== Segment start ==
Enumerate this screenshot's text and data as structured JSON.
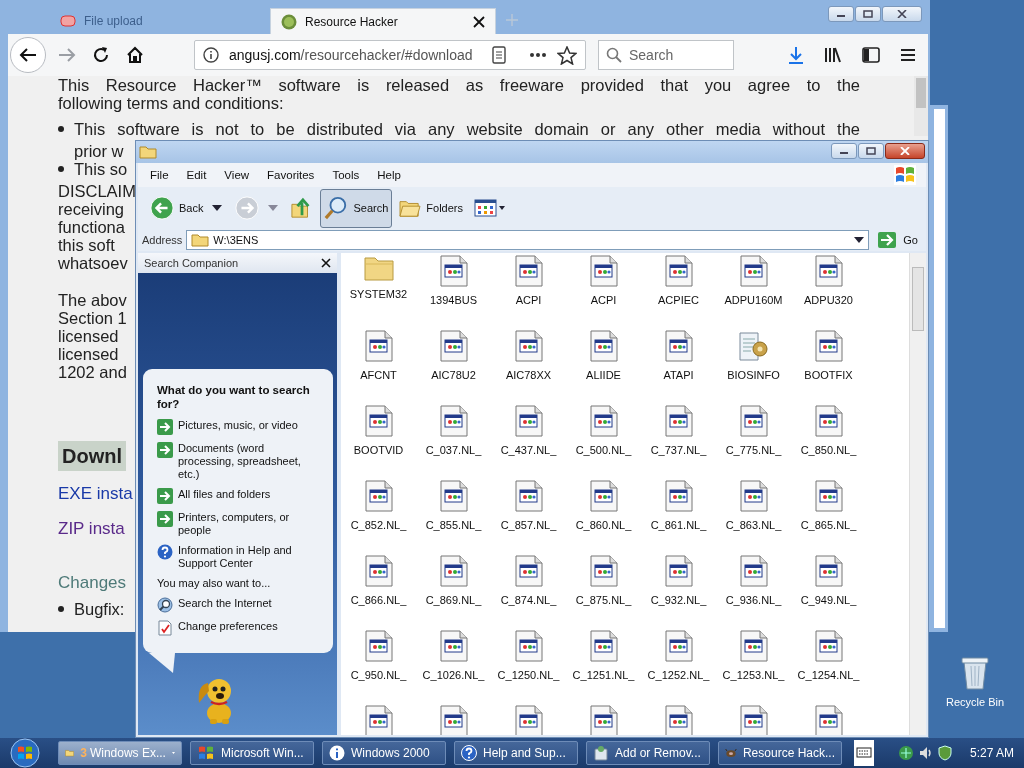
{
  "browser": {
    "tabs": [
      {
        "title": "File upload",
        "selected": false
      },
      {
        "title": "Resource Hacker",
        "selected": true
      }
    ],
    "nav_buttons": [
      {
        "kind": "back",
        "disabled": false
      },
      {
        "kind": "forward",
        "disabled": true
      },
      {
        "kind": "reload",
        "disabled": false
      },
      {
        "kind": "home",
        "disabled": false
      }
    ],
    "url": {
      "host": "angusj.com",
      "path": "/resourcehacker/#download"
    },
    "search": {
      "placeholder": "Search"
    },
    "content": [
      {
        "kind": "justified",
        "text": "This Resource Hacker™ software is released as freeware provided that you agree to the"
      },
      {
        "kind": "line",
        "text": "following terms and conditions:"
      },
      {
        "kind": "bullet-justified",
        "text": "This software is not to be distributed via any website domain or any other media without the"
      },
      {
        "kind": "indent",
        "text": "prior w"
      },
      {
        "kind": "bullet",
        "text": "This so"
      },
      {
        "kind": "line",
        "text": "DISCLAIM"
      },
      {
        "kind": "line",
        "text": "receiving"
      },
      {
        "kind": "line",
        "text": "functiona"
      },
      {
        "kind": "line",
        "text": "this soft"
      },
      {
        "kind": "line",
        "text": "whatsoev"
      },
      {
        "kind": "para",
        "text": "The abov"
      },
      {
        "kind": "line",
        "text": "Section 1"
      },
      {
        "kind": "line",
        "text": "licensed"
      },
      {
        "kind": "line",
        "text": "licensed"
      },
      {
        "kind": "line",
        "text": "1202 and"
      },
      {
        "kind": "heading",
        "text": "Downl"
      },
      {
        "kind": "link",
        "text": "EXE insta",
        "visited": false
      },
      {
        "kind": "link",
        "text": "ZIP insta",
        "visited": true
      },
      {
        "kind": "subheading",
        "text": "Changes"
      },
      {
        "kind": "bullet",
        "text": "Bugfix:"
      }
    ]
  },
  "explorer": {
    "menu": [
      "File",
      "Edit",
      "View",
      "Favorites",
      "Tools",
      "Help"
    ],
    "toolbar": [
      {
        "kind": "back",
        "label": "Back",
        "selected": false,
        "disabled": false
      },
      {
        "kind": "forward",
        "selected": false,
        "disabled": true
      },
      {
        "kind": "up",
        "selected": false
      },
      {
        "kind": "search",
        "label": "Search",
        "selected": true
      },
      {
        "kind": "folders",
        "label": "Folders",
        "selected": false
      },
      {
        "kind": "views",
        "selected": false
      }
    ],
    "address": {
      "label": "Address",
      "value": "W:\\3ENS",
      "go": "Go"
    },
    "search_companion": {
      "title": "Search Companion",
      "question": "What do you want to search for?",
      "options": [
        {
          "kind": "arrow",
          "text": "Pictures, music, or video"
        },
        {
          "kind": "arrow",
          "text": "Documents (word processing, spreadsheet, etc.)"
        },
        {
          "kind": "arrow",
          "text": "All files and folders"
        },
        {
          "kind": "arrow",
          "text": "Printers, computers, or people"
        },
        {
          "kind": "help",
          "text": "Information in Help and Support Center"
        }
      ],
      "also_label": "You may also want to...",
      "also": [
        {
          "kind": "internet",
          "text": "Search the Internet"
        },
        {
          "kind": "preferences",
          "text": "Change preferences"
        }
      ]
    },
    "files": [
      {
        "kind": "folder",
        "name": "SYSTEM32"
      },
      {
        "kind": "file",
        "name": "1394BUS"
      },
      {
        "kind": "file",
        "name": "ACPI"
      },
      {
        "kind": "file",
        "name": "ACPI"
      },
      {
        "kind": "file",
        "name": "ACPIEC"
      },
      {
        "kind": "file",
        "name": "ADPU160M"
      },
      {
        "kind": "file",
        "name": "ADPU320"
      },
      {
        "kind": "file",
        "name": "AFCNT"
      },
      {
        "kind": "file",
        "name": "AIC78U2"
      },
      {
        "kind": "file",
        "name": "AIC78XX"
      },
      {
        "kind": "file",
        "name": "ALIIDE"
      },
      {
        "kind": "file",
        "name": "ATAPI"
      },
      {
        "kind": "script",
        "name": "BIOSINFO"
      },
      {
        "kind": "file",
        "name": "BOOTFIX"
      },
      {
        "kind": "file",
        "name": "BOOTVID"
      },
      {
        "kind": "file",
        "name": "C_037.NL_"
      },
      {
        "kind": "file",
        "name": "C_437.NL_"
      },
      {
        "kind": "file",
        "name": "C_500.NL_"
      },
      {
        "kind": "file",
        "name": "C_737.NL_"
      },
      {
        "kind": "file",
        "name": "C_775.NL_"
      },
      {
        "kind": "file",
        "name": "C_850.NL_"
      },
      {
        "kind": "file",
        "name": "C_852.NL_"
      },
      {
        "kind": "file",
        "name": "C_855.NL_"
      },
      {
        "kind": "file",
        "name": "C_857.NL_"
      },
      {
        "kind": "file",
        "name": "C_860.NL_"
      },
      {
        "kind": "file",
        "name": "C_861.NL_"
      },
      {
        "kind": "file",
        "name": "C_863.NL_"
      },
      {
        "kind": "file",
        "name": "C_865.NL_"
      },
      {
        "kind": "file",
        "name": "C_866.NL_"
      },
      {
        "kind": "file",
        "name": "C_869.NL_"
      },
      {
        "kind": "file",
        "name": "C_874.NL_"
      },
      {
        "kind": "file",
        "name": "C_875.NL_"
      },
      {
        "kind": "file",
        "name": "C_932.NL_"
      },
      {
        "kind": "file",
        "name": "C_936.NL_"
      },
      {
        "kind": "file",
        "name": "C_949.NL_"
      },
      {
        "kind": "file",
        "name": "C_950.NL_"
      },
      {
        "kind": "file",
        "name": "C_1026.NL_"
      },
      {
        "kind": "file",
        "name": "C_1250.NL_"
      },
      {
        "kind": "file",
        "name": "C_1251.NL_"
      },
      {
        "kind": "file",
        "name": "C_1252.NL_"
      },
      {
        "kind": "file",
        "name": "C_1253.NL_"
      },
      {
        "kind": "file",
        "name": "C_1254.NL_"
      },
      {
        "kind": "file"
      },
      {
        "kind": "file"
      },
      {
        "kind": "file"
      },
      {
        "kind": "file"
      },
      {
        "kind": "file"
      },
      {
        "kind": "file"
      },
      {
        "kind": "file"
      }
    ]
  },
  "desktop": {
    "icons": [
      {
        "kind": "recycle-bin",
        "label": "Recycle Bin"
      }
    ]
  },
  "taskbar": {
    "tasks": [
      {
        "kind": "folder",
        "count": "3",
        "label": "Windows Ex...",
        "selected": true
      },
      {
        "kind": "windows",
        "label": "Microsoft Win...",
        "selected": false
      },
      {
        "kind": "info",
        "label": "Windows 2000",
        "selected": false
      },
      {
        "kind": "help",
        "label": "Help and Sup...",
        "selected": false
      },
      {
        "kind": "control",
        "label": "Add or Remov...",
        "selected": false
      },
      {
        "kind": "app",
        "label": "Resource Hack...",
        "selected": false
      }
    ],
    "clock": "5:27 AM"
  }
}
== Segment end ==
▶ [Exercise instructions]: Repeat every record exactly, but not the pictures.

▶ [Response below]:
Enumerate this screenshot's text and data as structured JSON.
{
  "browser": {
    "tabs": [
      {
        "title": "File upload",
        "selected": false
      },
      {
        "title": "Resource Hacker",
        "selected": true
      }
    ],
    "nav_buttons": [
      {
        "kind": "back",
        "disabled": false
      },
      {
        "kind": "forward",
        "disabled": true
      },
      {
        "kind": "reload",
        "disabled": false
      },
      {
        "kind": "home",
        "disabled": false
      }
    ],
    "url": {
      "host": "angusj.com",
      "path": "/resourcehacker/#download"
    },
    "search": {
      "placeholder": "Search"
    },
    "content": [
      {
        "kind": "justified",
        "text": "This Resource Hacker™ software is released as freeware provided that you agree to the"
      },
      {
        "kind": "line",
        "text": "following terms and conditions:"
      },
      {
        "kind": "bullet-justified",
        "text": "This software is not to be distributed via any website domain or any other media without the"
      },
      {
        "kind": "indent",
        "text": "prior w"
      },
      {
        "kind": "bullet",
        "text": "This so"
      },
      {
        "kind": "line",
        "text": "DISCLAIM"
      },
      {
        "kind": "line",
        "text": "receiving"
      },
      {
        "kind": "line",
        "text": "functiona"
      },
      {
        "kind": "line",
        "text": "this soft"
      },
      {
        "kind": "line",
        "text": "whatsoev"
      },
      {
        "kind": "para",
        "text": "The abov"
      },
      {
        "kind": "line",
        "text": "Section 1"
      },
      {
        "kind": "line",
        "text": "licensed"
      },
      {
        "kind": "line",
        "text": "licensed"
      },
      {
        "kind": "line",
        "text": "1202 and"
      },
      {
        "kind": "heading",
        "text": "Downl"
      },
      {
        "kind": "link",
        "text": "EXE insta",
        "visited": false
      },
      {
        "kind": "link",
        "text": "ZIP insta",
        "visited": true
      },
      {
        "kind": "subheading",
        "text": "Changes"
      },
      {
        "kind": "bullet",
        "text": "Bugfix:"
      }
    ]
  },
  "explorer": {
    "menu": [
      "File",
      "Edit",
      "View",
      "Favorites",
      "Tools",
      "Help"
    ],
    "toolbar": [
      {
        "kind": "back",
        "label": "Back",
        "selected": false,
        "disabled": false
      },
      {
        "kind": "forward",
        "selected": false,
        "disabled": true
      },
      {
        "kind": "up",
        "selected": false
      },
      {
        "kind": "search",
        "label": "Search",
        "selected": true
      },
      {
        "kind": "folders",
        "label": "Folders",
        "selected": false
      },
      {
        "kind": "views",
        "selected": false
      }
    ],
    "address": {
      "label": "Address",
      "value": "W:\\3ENS",
      "go": "Go"
    },
    "search_companion": {
      "title": "Search Companion",
      "question": "What do you want to search for?",
      "options": [
        {
          "kind": "arrow",
          "text": "Pictures, music, or video"
        },
        {
          "kind": "arrow",
          "text": "Documents (word processing, spreadsheet, etc.)"
        },
        {
          "kind": "arrow",
          "text": "All files and folders"
        },
        {
          "kind": "arrow",
          "text": "Printers, computers, or people"
        },
        {
          "kind": "help",
          "text": "Information in Help and Support Center"
        }
      ],
      "also_label": "You may also want to...",
      "also": [
        {
          "kind": "internet",
          "text": "Search the Internet"
        },
        {
          "kind": "preferences",
          "text": "Change preferences"
        }
      ]
    },
    "files": [
      {
        "kind": "folder",
        "name": "SYSTEM32"
      },
      {
        "kind": "file",
        "name": "1394BUS"
      },
      {
        "kind": "file",
        "name": "ACPI"
      },
      {
        "kind": "file",
        "name": "ACPI"
      },
      {
        "kind": "file",
        "name": "ACPIEC"
      },
      {
        "kind": "file",
        "name": "ADPU160M"
      },
      {
        "kind": "file",
        "name": "ADPU320"
      },
      {
        "kind": "file",
        "name": "AFCNT"
      },
      {
        "kind": "file",
        "name": "AIC78U2"
      },
      {
        "kind": "file",
        "name": "AIC78XX"
      },
      {
        "kind": "file",
        "name": "ALIIDE"
      },
      {
        "kind": "file",
        "name": "ATAPI"
      },
      {
        "kind": "script",
        "name": "BIOSINFO"
      },
      {
        "kind": "file",
        "name": "BOOTFIX"
      },
      {
        "kind": "file",
        "name": "BOOTVID"
      },
      {
        "kind": "file",
        "name": "C_037.NL_"
      },
      {
        "kind": "file",
        "name": "C_437.NL_"
      },
      {
        "kind": "file",
        "name": "C_500.NL_"
      },
      {
        "kind": "file",
        "name": "C_737.NL_"
      },
      {
        "kind": "file",
        "name": "C_775.NL_"
      },
      {
        "kind": "file",
        "name": "C_850.NL_"
      },
      {
        "kind": "file",
        "name": "C_852.NL_"
      },
      {
        "kind": "file",
        "name": "C_855.NL_"
      },
      {
        "kind": "file",
        "name": "C_857.NL_"
      },
      {
        "kind": "file",
        "name": "C_860.NL_"
      },
      {
        "kind": "file",
        "name": "C_861.NL_"
      },
      {
        "kind": "file",
        "name": "C_863.NL_"
      },
      {
        "kind": "file",
        "name": "C_865.NL_"
      },
      {
        "kind": "file",
        "name": "C_866.NL_"
      },
      {
        "kind": "file",
        "name": "C_869.NL_"
      },
      {
        "kind": "file",
        "name": "C_874.NL_"
      },
      {
        "kind": "file",
        "name": "C_875.NL_"
      },
      {
        "kind": "file",
        "name": "C_932.NL_"
      },
      {
        "kind": "file",
        "name": "C_936.NL_"
      },
      {
        "kind": "file",
        "name": "C_949.NL_"
      },
      {
        "kind": "file",
        "name": "C_950.NL_"
      },
      {
        "kind": "file",
        "name": "C_1026.NL_"
      },
      {
        "kind": "file",
        "name": "C_1250.NL_"
      },
      {
        "kind": "file",
        "name": "C_1251.NL_"
      },
      {
        "kind": "file",
        "name": "C_1252.NL_"
      },
      {
        "kind": "file",
        "name": "C_1253.NL_"
      },
      {
        "kind": "file",
        "name": "C_1254.NL_"
      },
      {
        "kind": "file"
      },
      {
        "kind": "file"
      },
      {
        "kind": "file"
      },
      {
        "kind": "file"
      },
      {
        "kind": "file"
      },
      {
        "kind": "file"
      },
      {
        "kind": "file"
      }
    ]
  },
  "desktop": {
    "icons": [
      {
        "kind": "recycle-bin",
        "label": "Recycle Bin"
      }
    ]
  },
  "taskbar": {
    "tasks": [
      {
        "kind": "folder",
        "count": "3",
        "label": "Windows Ex...",
        "selected": true
      },
      {
        "kind": "windows",
        "label": "Microsoft Win...",
        "selected": false
      },
      {
        "kind": "info",
        "label": "Windows 2000",
        "selected": false
      },
      {
        "kind": "help",
        "label": "Help and Sup...",
        "selected": false
      },
      {
        "kind": "control",
        "label": "Add or Remov...",
        "selected": false
      },
      {
        "kind": "app",
        "label": "Resource Hack...",
        "selected": false
      }
    ],
    "clock": "5:27 AM"
  }
}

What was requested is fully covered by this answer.